That said,Â Chinese consumption has to grow from very low levels relative to US let alone total global demand, and this will take time.Â True, China is now a big economy, but it is net exports and investment which currently make up the lion’s share of demand.Â And the US domestic economy has only limited capacity to produce the kind of goods that Chinese consumers will want to buy. If and when China shifts to growth driven by domestic demand, parts of the export oriented manufacturing sector will switch to serving the domestic market, and imports from other developing country producers of mass manufactured goods will rise.
China’s imports are not just low relative to exports, they are also overwhelmingly tilted to raw materials and to sophisticated capital goods. The US obviously has some export capacity in both of these areas, but it is limited. Chinese imports of capital goods come mainly from Japan, Korea, TaiwanÂ and Europe, and it is hard to see that changing very much.
Put it all together, and an upward revaluation of the renminbi would likely not have a major impact upon the US trade deficit, nor upon US growth and employment.
What then could and should be done?
While currency realignments and a re-orientation of the Chinese growth model would have some impact, I strongly suspect that the US trade deficit is not going to shrink dramatically unless and until there is a major change in US trade policy.Â The US could attempt to reach a bilateral managedÂ trade deal with China to gradually unwind the huge bilateral trade deficit. Effectively, this would mean persuading China to give a preference to US exports as the quid pro quo for coninued access to the US market. Or the US could simply resort to raising tariffs and other trade barriers to limit the growth of imports irrespective of where they come from.
Such measures are, of course, totally inconsistent with WTO rules and the neo liberal trade paradigm. But they are on the US domestic political agenda.
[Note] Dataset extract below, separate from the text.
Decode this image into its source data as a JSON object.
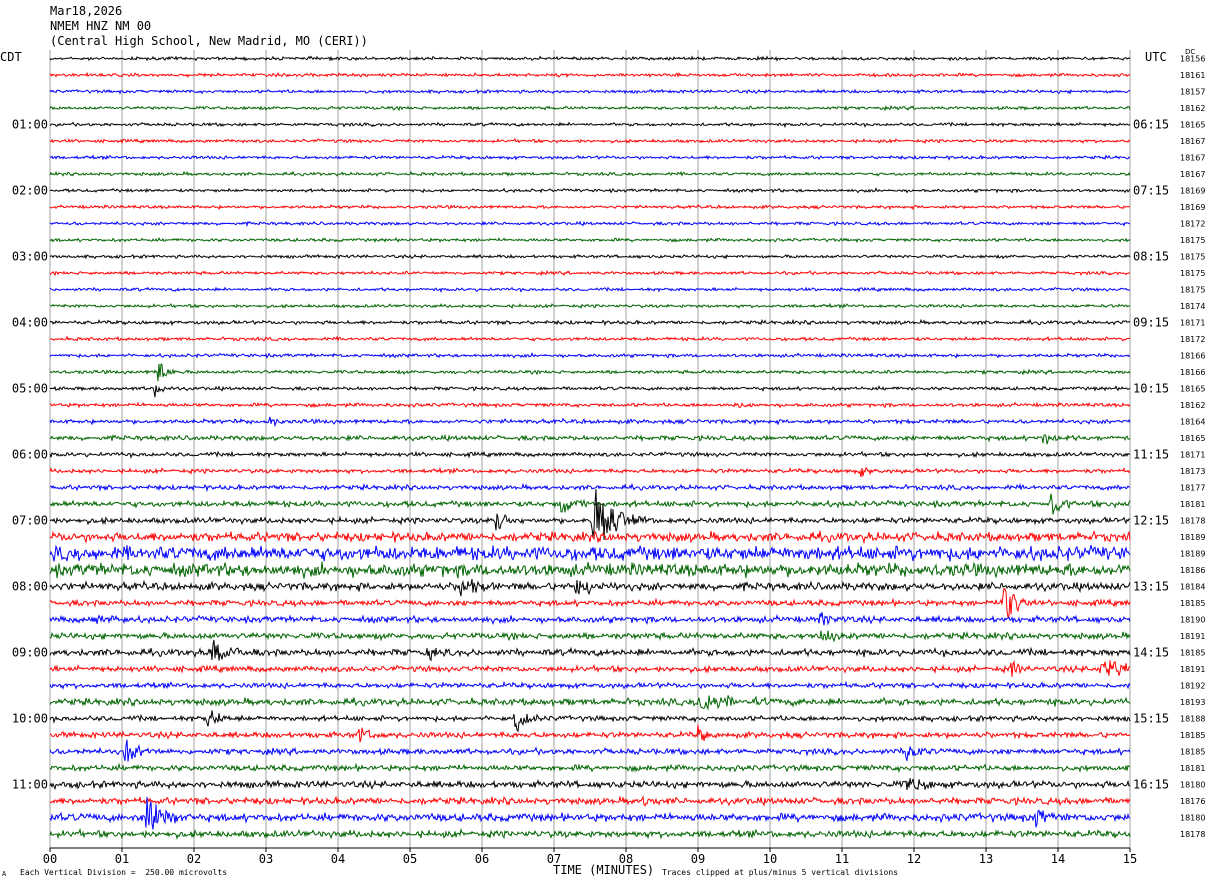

Which is precisely why, one suspects, that Geithner et al are pretending that modest currency realignments would make a significant difference.